Not to overly emphasize Dorrer, to the exclusion of others, but he talked about Maine’s hope for success in the area of green technology requiring a “systems solution” resonated with me. Maybe it’s because I’m confronted (and frustrated) daily by systemic issues affecting workforce development, but I recognize that Maine has to meet this challenge and seize this opportunity, or, as Dorrer said, we’ll face “dire consequences.”

The day wasn't all wonking and policy. There was time for socializing, also. I met Peter, from Future Freeport blog. At lunch, I saw old friends from my activist days in Portland. I spent lunch catching up with another friend who I see too little of. He works for a Maine-based environmental organization. We had a chance to talk about the conference, some of the issues we see related to sustainable growth, and since we are both baseball fans, we managed to work in some conversation on the night’s opening ALCS game between the Red Sox and Tampa Bay Rays.

Joel Rogers, co-founder of The Apollo Alliance, gave the afternoon keynote, after lunch.

Rogers talk was entertaining, as he blew through his PowerPoint at warp speed. Rogers spoke about “Climate, Energy, and Prosperity.”

Rogers, who lives and works in Wisconsin, drew similarities between his home state and Maine in that its residents have an almost prejudiced passion for their home state and its uniqueness. Rogers asked two questions. What makes a region rich? What makes Maine worth fighting for?

Building on the views of others, like former governor, Angus King, Rogers cited Maine tremendous wind potential. He also spoke about how investment in jobs tied to alternative energy/energy efficiency could create good career ladders that Maine no longer has, with the loss of many of its traditional jobs.

I had to cut out after Rogers’ keynote, to wrap up my week at the office.

The conference was worthwhile and I came away encouraged that a vision about where Maine should be headed was clearly laid out.
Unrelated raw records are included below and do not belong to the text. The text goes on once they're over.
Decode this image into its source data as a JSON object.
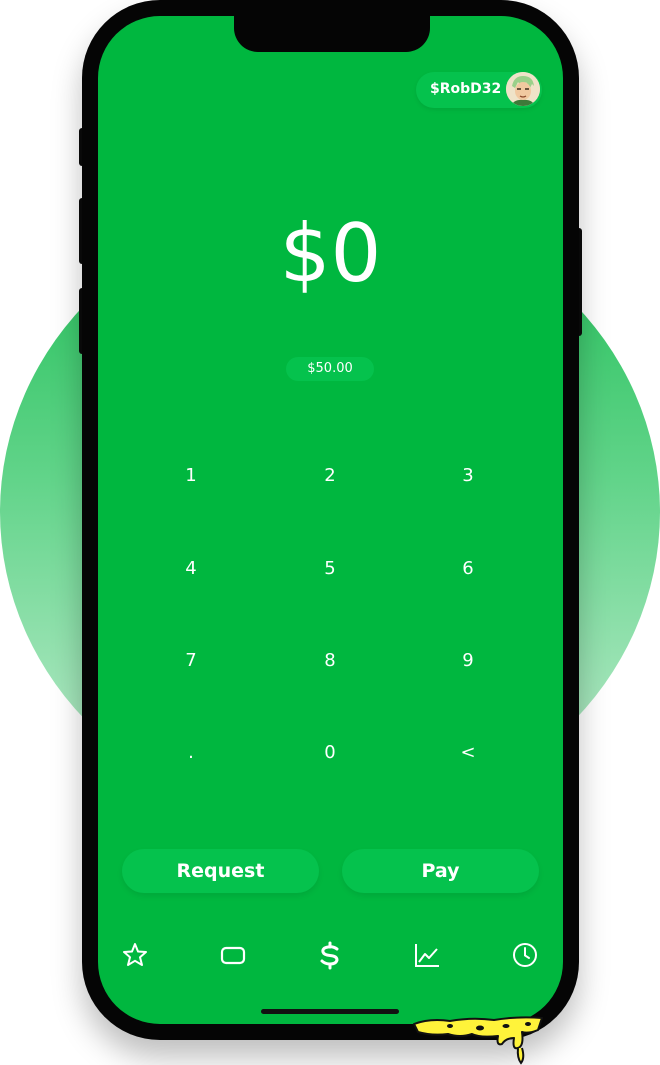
{
  "colors": {
    "screen": "#00b73f",
    "pill": "#05c24d",
    "text": "#ffffff",
    "phone_frame": "#050505",
    "accent_splat": "#fff33a"
  },
  "header": {
    "cashtag": "$RobD32",
    "avatar_icon": "user-avatar"
  },
  "amount": {
    "value": "$0"
  },
  "balance": {
    "label": "$50.00"
  },
  "keypad": {
    "keys": [
      "1",
      "2",
      "3",
      "4",
      "5",
      "6",
      "7",
      "8",
      "9",
      ".",
      "0",
      "<"
    ]
  },
  "actions": {
    "request_label": "Request",
    "pay_label": "Pay"
  },
  "nav": {
    "items": [
      {
        "icon": "star-icon",
        "label": "Favorites"
      },
      {
        "icon": "card-icon",
        "label": "Card"
      },
      {
        "icon": "dollar-icon",
        "label": "Pay"
      },
      {
        "icon": "chart-icon",
        "label": "Investing"
      },
      {
        "icon": "clock-icon",
        "label": "Activity"
      }
    ]
  }
}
The key will be whether collaboration and leveraging of resources can be achieved.